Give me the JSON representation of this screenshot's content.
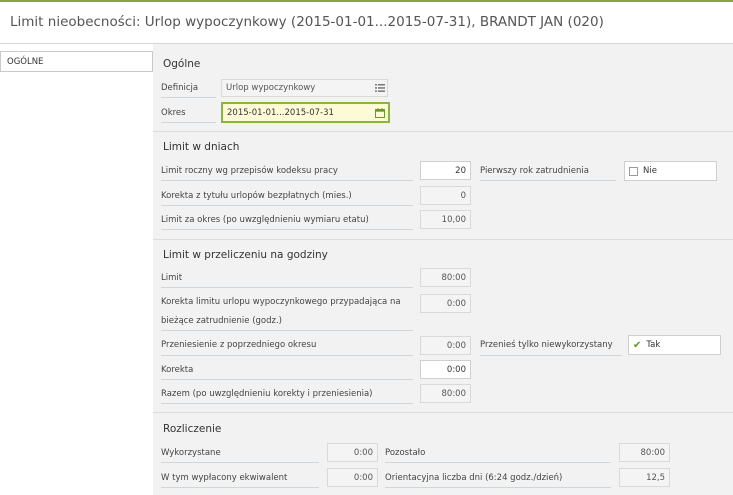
{
  "header": {
    "title": "Limit nieobecności: Urlop wypoczynkowy (2015-01-01...2015-07-31), BRANDT JAN (020)"
  },
  "nav": {
    "active": "OGÓLNE"
  },
  "colors": {
    "accent": "#8ab43c",
    "active_field_bg": "#fdfbd6",
    "panel_bg": "#f2f2f2"
  },
  "ogolne": {
    "title": "Ogólne",
    "definicja_label": "Definicja",
    "definicja_value": "Urlop wypoczynkowy",
    "okres_label": "Okres",
    "okres_value": "2015-01-01...2015-07-31"
  },
  "dni": {
    "title": "Limit w dniach",
    "limit_roczny_label": "Limit roczny wg przepisów kodeksu pracy",
    "limit_roczny_value": "20",
    "pierwszy_rok_label": "Pierwszy rok zatrudnienia",
    "pierwszy_rok_value": "Nie",
    "korekta_label": "Korekta z tytułu urlopów bezpłatnych (mies.)",
    "korekta_value": "0",
    "limit_okres_label": "Limit za okres (po uwzględnieniu wymiaru etatu)",
    "limit_okres_value": "10,00"
  },
  "godziny": {
    "title": "Limit w przeliczeniu na godziny",
    "limit_label": "Limit",
    "limit_value": "80:00",
    "korekta_limitu_label_1": "Korekta limitu urlopu wypoczynkowego przypadająca na",
    "korekta_limitu_label_2": "bieżące zatrudnienie (godz.)",
    "korekta_limitu_value": "0:00",
    "przeniesienie_label": "Przeniesienie z poprzedniego okresu",
    "przeniesienie_value": "0:00",
    "przenies_label": "Przenieś tylko niewykorzystany",
    "przenies_value": "Tak",
    "korekta_label": "Korekta",
    "korekta_value": "0:00",
    "razem_label": "Razem (po uwzględnieniu korekty i przeniesienia)",
    "razem_value": "80:00"
  },
  "rozliczenie": {
    "title": "Rozliczenie",
    "wykorzystane_label": "Wykorzystane",
    "wykorzystane_value": "0:00",
    "pozostalo_label": "Pozostało",
    "pozostalo_value": "80:00",
    "wyplacony_label": "W tym wypłacony ekwiwalent",
    "wyplacony_value": "0:00",
    "orientacyjna_label": "Orientacyjna liczba dni (6:24 godz./dzień)",
    "orientacyjna_value": "12,5"
  }
}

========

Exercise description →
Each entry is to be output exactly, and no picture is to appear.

Output for this exercise →
Give me the JSON representation of this screenshot's content.
{
  "header": {
    "title": "Limit nieobecności: Urlop wypoczynkowy (2015-01-01...2015-07-31), BRANDT JAN (020)"
  },
  "nav": {
    "active": "OGÓLNE"
  },
  "colors": {
    "accent": "#8ab43c",
    "active_field_bg": "#fdfbd6",
    "panel_bg": "#f2f2f2"
  },
  "ogolne": {
    "title": "Ogólne",
    "definicja_label": "Definicja",
    "definicja_value": "Urlop wypoczynkowy",
    "okres_label": "Okres",
    "okres_value": "2015-01-01...2015-07-31"
  },
  "dni": {
    "title": "Limit w dniach",
    "limit_roczny_label": "Limit roczny wg przepisów kodeksu pracy",
    "limit_roczny_value": "20",
    "pierwszy_rok_label": "Pierwszy rok zatrudnienia",
    "pierwszy_rok_value": "Nie",
    "korekta_label": "Korekta z tytułu urlopów bezpłatnych (mies.)",
    "korekta_value": "0",
    "limit_okres_label": "Limit za okres (po uwzględnieniu wymiaru etatu)",
    "limit_okres_value": "10,00"
  },
  "godziny": {
    "title": "Limit w przeliczeniu na godziny",
    "limit_label": "Limit",
    "limit_value": "80:00",
    "korekta_limitu_label_1": "Korekta limitu urlopu wypoczynkowego przypadająca na",
    "korekta_limitu_label_2": "bieżące zatrudnienie (godz.)",
    "korekta_limitu_value": "0:00",
    "przeniesienie_label": "Przeniesienie z poprzedniego okresu",
    "przeniesienie_value": "0:00",
    "przenies_label": "Przenieś tylko niewykorzystany",
    "przenies_value": "Tak",
    "korekta_label": "Korekta",
    "korekta_value": "0:00",
    "razem_label": "Razem (po uwzględnieniu korekty i przeniesienia)",
    "razem_value": "80:00"
  },
  "rozliczenie": {
    "title": "Rozliczenie",
    "wykorzystane_label": "Wykorzystane",
    "wykorzystane_value": "0:00",
    "pozostalo_label": "Pozostało",
    "pozostalo_value": "80:00",
    "wyplacony_label": "W tym wypłacony ekwiwalent",
    "wyplacony_value": "0:00",
    "orientacyjna_label": "Orientacyjna liczba dni (6:24 godz./dzień)",
    "orientacyjna_value": "12,5"
  }
}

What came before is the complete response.